• **The input**

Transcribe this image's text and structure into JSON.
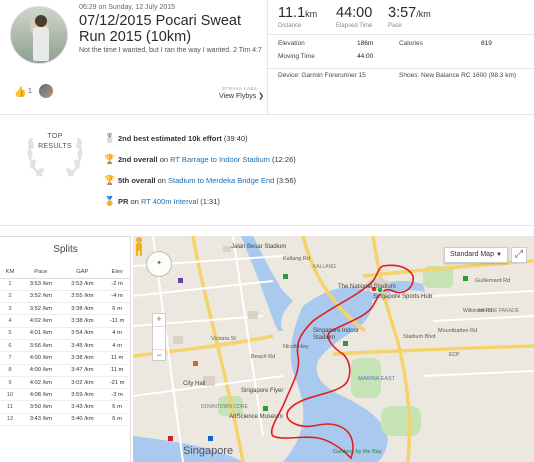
{
  "activity": {
    "date": "06:29 on Sunday, 12 July 2015",
    "title": "07/12/2015 Pocari Sweat Run 2015 (10km)",
    "description": "Not the time I wanted, but I ran the way I wanted. 2 Tim 4:7",
    "kudos_count": "1",
    "strava_labs": "STRAVA LABS",
    "view_flybys": "View Flybys ❯"
  },
  "stats": {
    "distance_value": "11.1",
    "distance_unit": "km",
    "distance_label": "Distance",
    "elapsed_value": "44:00",
    "elapsed_label": "Elapsed Time",
    "pace_value": "3:57",
    "pace_unit": "/km",
    "pace_label": "Pace",
    "elevation_label": "Elevation",
    "elevation_value": "186m",
    "calories_label": "Calories",
    "calories_value": "819",
    "moving_label": "Moving Time",
    "moving_value": "44:00",
    "device": "Device: Garmin Forerunner 15",
    "shoes": "Shoes: New Balance RC 1600 (98.3 km)"
  },
  "results": {
    "heading_line1": "TOP",
    "heading_line2": "RESULTS",
    "items": [
      {
        "icon": "medal-icon",
        "bold": "2nd best estimated 10k effort",
        "pre": "",
        "link": "",
        "post": " (39:40)",
        "color": "#8a8a8a"
      },
      {
        "icon": "trophy-icon",
        "bold": "2nd overall",
        "pre": " on ",
        "link": "RT Barrage to Indoor Stadium",
        "post": " (12:26)",
        "color": "#d9a400"
      },
      {
        "icon": "trophy-icon",
        "bold": "5th overall",
        "pre": " on ",
        "link": "Stadium to Merdeka Bridge End",
        "post": " (3:56)",
        "color": "#d9a400"
      },
      {
        "icon": "pr-medal-icon",
        "bold": "PR",
        "pre": " on ",
        "link": "RT 400m Interval",
        "post": " (1:31)",
        "color": "#e2a800"
      }
    ]
  },
  "splits": {
    "title": "Splits",
    "headers": [
      "KM",
      "Pace",
      "GAP",
      "Elev"
    ],
    "rows": [
      [
        "1",
        "3:53 /km",
        "3:53 /km",
        "-2 m"
      ],
      [
        "2",
        "3:52 /km",
        "3:55 /km",
        "-4 m"
      ],
      [
        "3",
        "3:52 /km",
        "3:38 /km",
        "6 m"
      ],
      [
        "4",
        "4:02 /km",
        "3:38 /km",
        "-11 m"
      ],
      [
        "5",
        "4:01 /km",
        "3:54 /km",
        "4 m"
      ],
      [
        "6",
        "3:56 /km",
        "3:45 /km",
        "4 m"
      ],
      [
        "7",
        "4:00 /km",
        "3:38 /km",
        "11 m"
      ],
      [
        "8",
        "4:00 /km",
        "3:47 /km",
        "11 m"
      ],
      [
        "9",
        "4:02 /km",
        "3:02 /km",
        "-21 m"
      ],
      [
        "10",
        "4:08 /km",
        "3:59 /km",
        "-3 m"
      ],
      [
        "11",
        "3:50 /km",
        "3:43 /km",
        "6 m"
      ],
      [
        "12",
        "3:43 /km",
        "3:40 /km",
        "6 m"
      ]
    ]
  },
  "map": {
    "map_type": "Standard Map",
    "labels": [
      {
        "text": "Jalan Besar Stadium",
        "kind": "place"
      },
      {
        "text": "Singapore Indoor Stadium",
        "kind": "place"
      },
      {
        "text": "The National Stadium",
        "kind": "place"
      },
      {
        "text": "Singapore Sports Hub",
        "kind": "place"
      },
      {
        "text": "City Hall",
        "kind": "place"
      },
      {
        "text": "Singapore Flyer",
        "kind": "place"
      },
      {
        "text": "ArtScience Museum",
        "kind": "place"
      },
      {
        "text": "DOWNTOWN CORE",
        "kind": "district"
      },
      {
        "text": "MARINA EAST",
        "kind": "district"
      },
      {
        "text": "MARINE PARADE",
        "kind": "district"
      },
      {
        "text": "KALLANG",
        "kind": "district"
      },
      {
        "text": "Singapore",
        "kind": "city"
      },
      {
        "text": "Gardens by the Bay",
        "kind": "park"
      },
      {
        "text": "Guillemard Rd",
        "kind": "road"
      },
      {
        "text": "Mountbatten Rd",
        "kind": "road"
      },
      {
        "text": "Stadium Blvd",
        "kind": "road"
      },
      {
        "text": "Nicoll Hwy",
        "kind": "road"
      },
      {
        "text": "Beach Rd",
        "kind": "road"
      },
      {
        "text": "Victoria St",
        "kind": "road"
      },
      {
        "text": "Kallang Rd",
        "kind": "road"
      },
      {
        "text": "ECP",
        "kind": "road"
      },
      {
        "text": "Wilkinson Rd",
        "kind": "road"
      }
    ]
  }
}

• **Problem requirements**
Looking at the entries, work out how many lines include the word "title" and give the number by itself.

• **Response for this exercise**
2